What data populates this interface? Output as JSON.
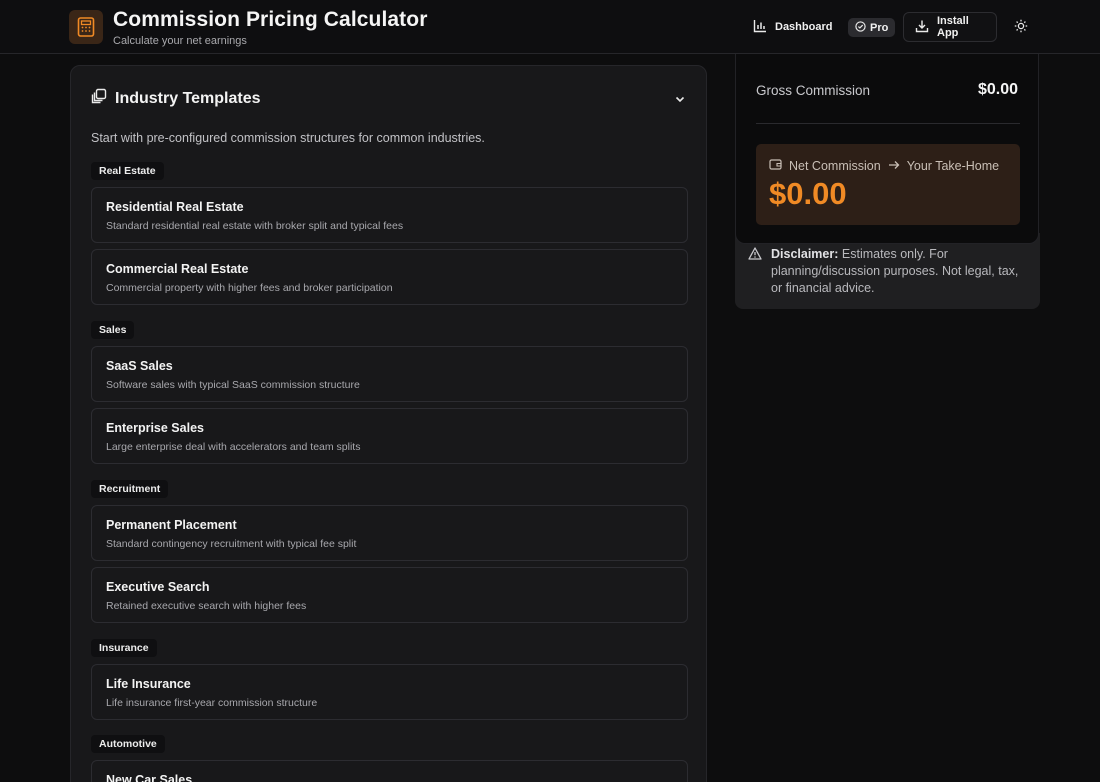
{
  "header": {
    "title": "Commission Pricing Calculator",
    "subtitle": "Calculate your net earnings",
    "app_icon": "calculator-icon",
    "dashboard_label": "Dashboard",
    "pro_label": "Pro",
    "install_label": "Install App",
    "theme_icon": "sun-icon"
  },
  "templates": {
    "title": "Industry Templates",
    "intro": "Start with pre-configured commission structures for common industries.",
    "categories": [
      {
        "name": "Real Estate",
        "items": [
          {
            "name": "Residential Real Estate",
            "desc": "Standard residential real estate with broker split and typical fees"
          },
          {
            "name": "Commercial Real Estate",
            "desc": "Commercial property with higher fees and broker participation"
          }
        ]
      },
      {
        "name": "Sales",
        "items": [
          {
            "name": "SaaS Sales",
            "desc": "Software sales with typical SaaS commission structure"
          },
          {
            "name": "Enterprise Sales",
            "desc": "Large enterprise deal with accelerators and team splits"
          }
        ]
      },
      {
        "name": "Recruitment",
        "items": [
          {
            "name": "Permanent Placement",
            "desc": "Standard contingency recruitment with typical fee split"
          },
          {
            "name": "Executive Search",
            "desc": "Retained executive search with higher fees"
          }
        ]
      },
      {
        "name": "Insurance",
        "items": [
          {
            "name": "Life Insurance",
            "desc": "Life insurance first-year commission structure"
          }
        ]
      },
      {
        "name": "Automotive",
        "items": [
          {
            "name": "New Car Sales",
            "desc": ""
          }
        ]
      }
    ]
  },
  "results": {
    "gross_label": "Gross Commission",
    "gross_value": "$0.00",
    "net_label": "Net Commission",
    "net_sub": "Your Take-Home",
    "net_value": "$0.00"
  },
  "disclaimer": {
    "label": "Disclaimer:",
    "text": " Estimates only. For planning/discussion purposes. Not legal, tax, or financial advice."
  },
  "colors": {
    "accent": "#f08a25",
    "background": "#0d0d0e",
    "panel": "#18181a"
  }
}
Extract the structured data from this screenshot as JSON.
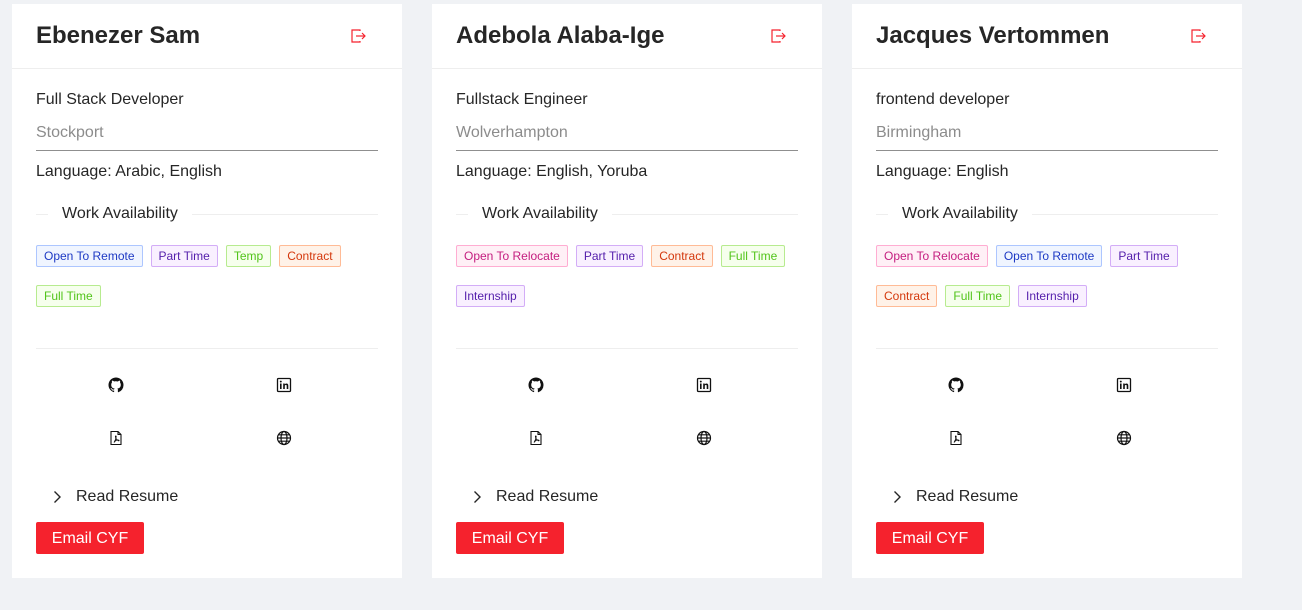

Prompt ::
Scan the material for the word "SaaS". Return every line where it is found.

The completed task ::
            "name": "SaaS Sales",
            "desc": "Software sales with typical SaaS commission structure"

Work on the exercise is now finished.